There is no need to rush to cut the umbilical cord after birth. The baby is born. The mother gives birth to the placenta soon thereafter. The cord is left intact. This picture was taken 24 hours after birth. The placenta is placed in a container covered with Himalayan salt. The cord goes white after birth then continues to dry out. If left, the cord comes off at the navel in 3-7 days. The placenta is usually buried in the garden by the parents. This way of waiting patiently for nature to complete this transition is called a Lotus Birth.
When a baby needs help to breathe, this can be done on a tray placed next to the mother, before attention is paid to the cord. In fact this is more appropriate. The blood flowing from the placenta to the baby’s heart and lungs will also help to resuscitate the baby. The baby needs the iron reserves this extra blood will provide. When the cord is left intact after birth, the baby is less likely to suffer from anaemia or low iron levels. Low iron levels affects the development of babies and may even lead to brain damage.
It is advisable to leave the cord intact after birth for at least 5 minutes and ideal to wait until the cord turns white after the available blood in the cord and placenta has been transferred to the baby. Once the cord has turned white, the birth attendent may cut the cord with sterile scissors or blade, and tie off the cord with sterile cord or clamp.

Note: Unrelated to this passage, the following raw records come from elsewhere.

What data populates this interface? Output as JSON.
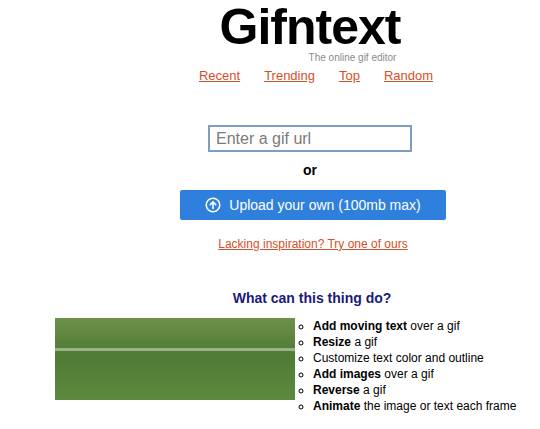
{
  "logo": {
    "title": "Gifntext",
    "tagline": "The online gif editor"
  },
  "nav": [
    "Recent",
    "Trending",
    "Top",
    "Random"
  ],
  "input": {
    "placeholder": "Enter a gif url"
  },
  "separator": "or",
  "upload": {
    "label": "Upload your own (100mb max)"
  },
  "inspiration_link": "Lacking inspiration? Try one of ours",
  "features": {
    "heading": "What can this thing do?",
    "items": [
      {
        "lead": "Add moving text",
        "rest": "over a gif",
        "bold": true
      },
      {
        "lead": "Resize",
        "rest": "a gif",
        "bold": true
      },
      {
        "lead": "Customize",
        "rest": "text color and outline",
        "bold": false
      },
      {
        "lead": "Add images",
        "rest": "over a gif",
        "bold": true
      },
      {
        "lead": "Reverse",
        "rest": "a gif",
        "bold": true
      },
      {
        "lead": "Animate",
        "rest": "the image or text each frame",
        "bold": true
      }
    ]
  }
}
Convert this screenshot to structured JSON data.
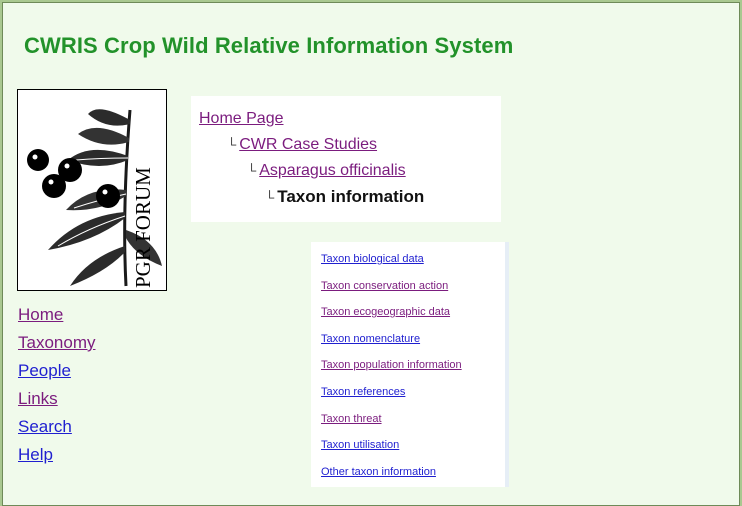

Babies unfold beautifully after birth with as little panic and intervention as possible. Wait for white is a good directive for birth attendents. Waiting for white does no harm. The baby can be dried and the mother can lift the baby into her arms as she wishes. There is no need to rush.